“The RSPCA very much welcomes plans to change the Basic Payment Scheme to a Sustainable Land Management framework, and in particular commitments to deliver animal health and welfare standards beyond the legal baseline; as this could potentially help countless farm animals.
“Whilst improving animal health standards and reducing disease is important, RSPCA Cymru would want to see more schemes available to incentivise improving animal welfare. We look forward to hearing more information from the Welsh Government on how they will seize one of the biggest opportunities to improve animal welfare since the onset of devolution; by incentivising farmers who deliver higher welfare standards. This will be good for farm animals, producers and farmers – ensuring ‘Brand Wales’ is synonymous with higher welfare.
“Moves to improve adherence with minimum farm welfare standards as part of the new payment scheme are also welcome – as we do not believe farmers should get any public money if they are breaking the law.”
Proposals are also included in the White Paper for the marketing of agricultural standards in Wales – including labelling and farming methods. The RSPCA hopes this could further support consumers in Wales make more informed choices about what they purchase – including the welfare standards animals have been reared to.
RSPCA head of farm animal welfare Dr Marc Cooper added: “Food labelling can play a pivotal role in helping consumers make informed purchasing decisions.
“We know consumers are increasingly interested in understanding how their food has been produced. Mandatory method of production labelling, underpinned by welfare-related criteria, would represent a positive first step towards proving the level of information consumers desire. Such labelling will also support any future incentives and payments schemes for farmers delivering higher welfare standards.
“It’s encouraging that the Welsh Government is looking at powers related to marketing standards in agricultural products, and we hope this opportunity will be fully utilised so people in Wales have good quality, transparent and meaningful information regarding how the animals were treated before ending up on their plate.”
The RSPCA has also welcomed the Welsh Government’s intention – outlined in the White Paper – to amend the Wildlife and Countryside Act 1981 to allow Ministers in Wales to regulate the use of snares.

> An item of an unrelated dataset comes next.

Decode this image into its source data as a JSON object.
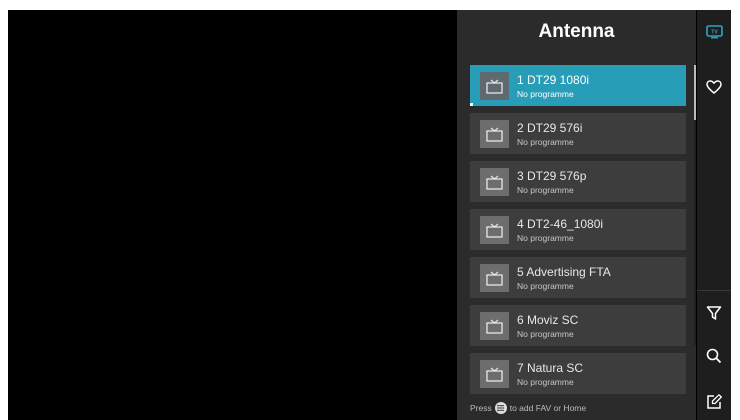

RSPCA Cymru has attended regular meetings with the Welsh Government to highlight the impact that snares are having on animal welfare in Wales, despite the existence of the Code of Best Practice on the use of snares in fox control.

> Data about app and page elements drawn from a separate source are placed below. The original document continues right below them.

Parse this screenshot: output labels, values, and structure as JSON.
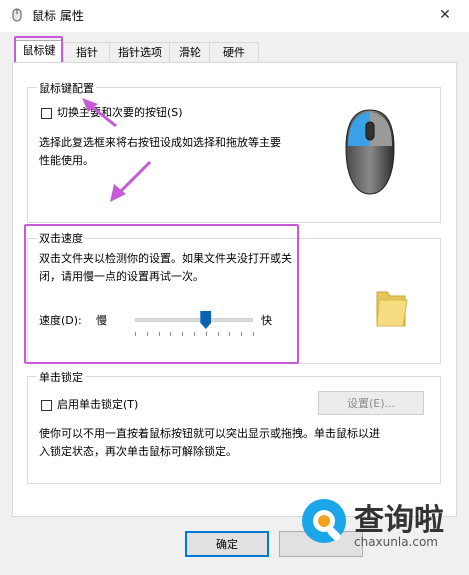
{
  "window": {
    "title": "鼠标 属性",
    "close_symbol": "✕"
  },
  "tabs": [
    {
      "label": "鼠标键",
      "active": true
    },
    {
      "label": "指针",
      "active": false
    },
    {
      "label": "指针选项",
      "active": false
    },
    {
      "label": "滑轮",
      "active": false
    },
    {
      "label": "硬件",
      "active": false
    }
  ],
  "button_config": {
    "title": "鼠标键配置",
    "switch_checkbox_label": "切换主要和次要的按钮(S)",
    "switch_checked": false,
    "description_line1": "选择此复选框来将右按钮设成如选择和拖放等主要",
    "description_line2": "性能使用。"
  },
  "double_click": {
    "title": "双击速度",
    "description_line1": "双击文件夹以检测你的设置。如果文件夹没打开或关",
    "description_line2": "闭，请用慢一点的设置再试一次。",
    "speed_label": "速度(D):",
    "slow_label": "慢",
    "fast_label": "快",
    "speed_fraction": 0.6
  },
  "click_lock": {
    "title": "单击锁定",
    "checkbox_label": "启用单击锁定(T)",
    "checked": false,
    "settings_button": "设置(E)...",
    "description_line1": "使你可以不用一直按着鼠标按钮就可以突出显示或拖拽。单击鼠标以进",
    "description_line2": "入锁定状态，再次单击鼠标可解除锁定。"
  },
  "footer": {
    "ok_button": "确定"
  },
  "watermark": {
    "text_cn": "查询啦",
    "text_url": "chaxunla.com",
    "brand_color": "#1aa6e8"
  },
  "colors": {
    "highlight": "#c65bd8",
    "accent": "#0078d7"
  }
}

The Welsh Government has now said that “regular meetings … with snare-user groups have failed to provide sufficient evidence to demonstrate that the Code is being adhered to across Wales” – emphasising what RSPCA officers have found on the frontline and in the field.
Since 2017, 75 incidents have been reported to the RSPCA in Wales specifically referencing a snare – including a badger found dead in a snare in Pontgarreg, Ceredigion, and a badger found alive in a snare in the Neath area.

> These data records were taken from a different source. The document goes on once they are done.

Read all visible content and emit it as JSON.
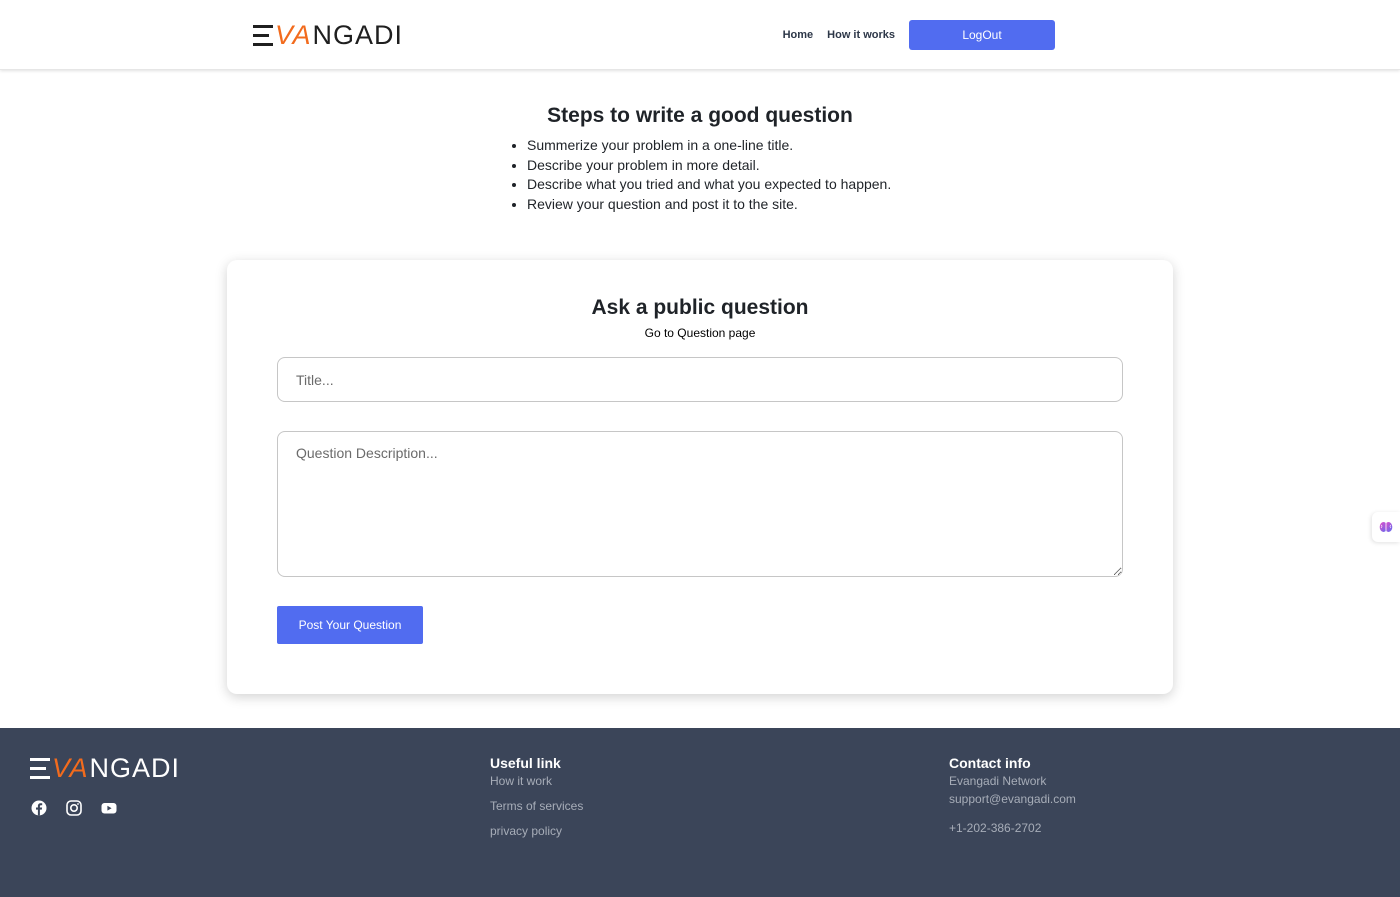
{
  "header": {
    "logo": {
      "e": "E",
      "va": "VA",
      "rest": "NGADI"
    },
    "nav": {
      "home": "Home",
      "how_it_works": "How it works"
    },
    "logout_label": "LogOut",
    "accent": "#516cf0"
  },
  "steps": {
    "title": "Steps to write a good question",
    "items": [
      "Summerize your problem in a one-line title.",
      "Describe your problem in more detail.",
      "Describe what you tried and what you expected to happen.",
      "Review your question and post it to the site."
    ]
  },
  "ask": {
    "title": "Ask a public question",
    "go_to_label": "Go to Question page",
    "title_placeholder": "Title...",
    "description_placeholder": "Question Description...",
    "post_label": "Post Your Question"
  },
  "footer": {
    "logo": {
      "e": "E",
      "va": "VA",
      "rest": "NGADI"
    },
    "socials": [
      "facebook-icon",
      "instagram-icon",
      "youtube-icon"
    ],
    "useful": {
      "title": "Useful link",
      "links": [
        "How it work",
        "Terms of services",
        "privacy policy"
      ]
    },
    "contact": {
      "title": "Contact info",
      "items": [
        "Evangadi Network",
        "support@evangadi.com",
        "+1-202-386-2702"
      ]
    },
    "background": "#3b4559",
    "logo_accent": "#f26b1d"
  }
}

RSPCA head of wildlife Adam Grogan added: “Sadly, despite the introduction of a voluntary Code of Best Practice on the use of snares in fox control, RSPCA officers have continued to deal with incidents where snares are set in breach of both this voluntary Code and the law more generally.
“We have long been opposed to the manufacture, sale and use of all snares or any trap that causes suffering.
“Snares are cruel and indiscriminate in what they catch – with badgers, domestic pets and other animals often put through excruciating pain by getting caught by a snare.
“It’s really positive that the Welsh Government intends to utilise the Agriculture (Wales) Bill to create a power that will allow Ministers in Wales to improve the regulation of snares. We look forward to working with the Welsh Government and Members of the Senedd in the hope of achieving further regulation and, ideally, an outright ban on snares in Wales.”
More information on the RSPCA’s work to improve farm animal welfare can be found online.